Ultimately, there is a threshold—sometimes significantly lower than one might expect based on crude measures—reflecting how states compare across the board in their economic, military, technological, and diplomatic attributes, and above which states qualify as poles. Polarity, after all, captures those state attributes that allow some of them to influence the course of world politics on core matters. And although overall economic and military output matter, they take analysts only so far in judging power. Today, a diverse economy, a favorable geographic position, and the possession of nuclear weapons are especially important factors in such assessments. India, for example, with its large economy, favorable geography, and strong nuclear arsenal, gets a boost relative to crude power measures. So does Japan, which has almost all the same advantages as India, albeit with a latent nuclear capability. China, meanwhile, merits a similar—and perhaps even greater—boost, with its less favorable geography offset by its impressive conventional military and growing nuclear arsenal. 

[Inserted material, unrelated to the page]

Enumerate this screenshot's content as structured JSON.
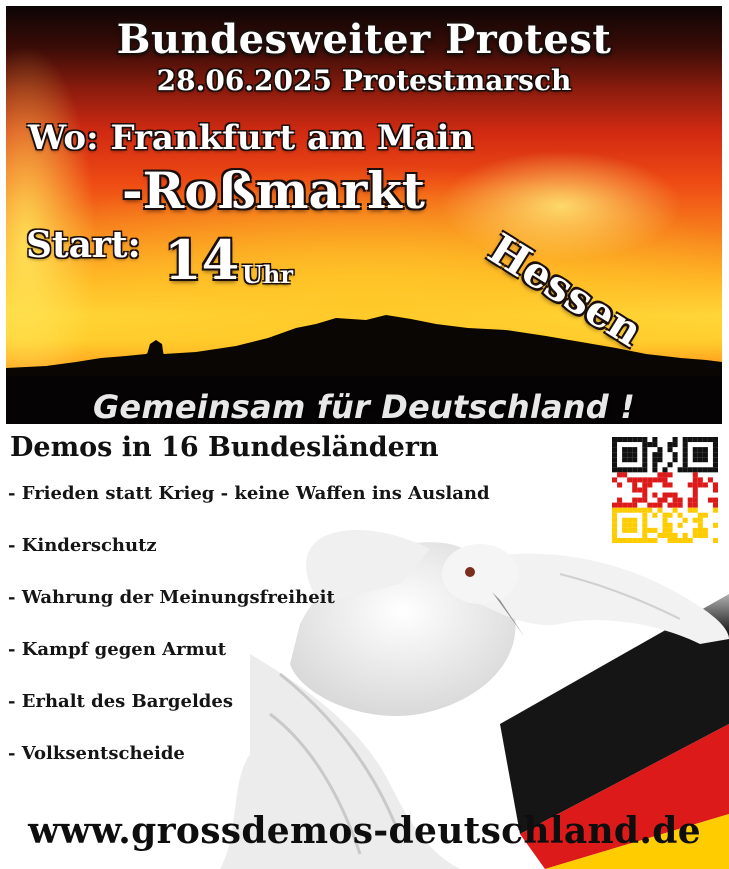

Nor is China’s relative technological backwardness nearly as much of an impediment to its great-power status as Brooks and Wohlforth allege. Putting aside questions about how difficult it is for countries to develop cutting-edge technology, countries do not need to be technological leaders to qualify as leading powers. Austria-Hungary and Russia, for instance, were backward by the standard of 1914, yet they were central to European multipolarity. The United Kingdom failed to leverage the second Industrial Revolution in the late nineteenth and early twentieth centuries to the extent that Germany did, but it was still a pole in the same era. The Soviet Union was never close to net technological parity with the United States, but it was considered a peer competitor throughout the Cold War.

Instead, what a country needs is to produce a sufficient quantity of “good enough” technological material to influence major international decisions. On this score, it is notable how far China has come in a short period. The country had almost no domestic computer industry in the late 1980s, but today China is a major producer of the computer chips that run much of the global economy. The same is true in other fields. It is thus unsurprising that U.S. policymakers are increasingly worried about China’s technological prowess: given that China is producing a lot of good (if not great) material, it is not clear that the United States’ technological lead would be decisive if the two states went to war. 

In fact, the United States appears to have its hands full with China as is. Brooks and Wohlforth are right that any one country can be balanced by the United States more readily than the reverse. Yet it is the existence of balancing, rather than its intensity, that tells us about the distribution of power. This distinction is important because Washington’s own behavior indicates that the United States faces growing geopolitical constraints and counterbalancing pressures, all of which imply that the system is not unipolar. Despite a defense budget approaching $1 trillion, policymakers and experts routinely argue that China’s growing economic and military footprint means that the United States can no longer simultaneously meet its commitments in Asia, Europe, and the Middle East. The result has been many fraught conversations over where and how Washington should spend its finite resources. Meanwhile, the United States is redoubling its efforts to enlist India, Japan, and other Asian countries against China. Such efforts would not take place if the world were still dominated by Washington—and by Washington alone.

Judging power is a fraught game. Yet Brooks and Wohlforth’s claims are exceedingly difficult to square with both U.S. policy today and a more comprehensive view of what constitutes a great power. Analysts can debate whether the world is bipolar or multipolar. But unipolarity is no more.

View All Publications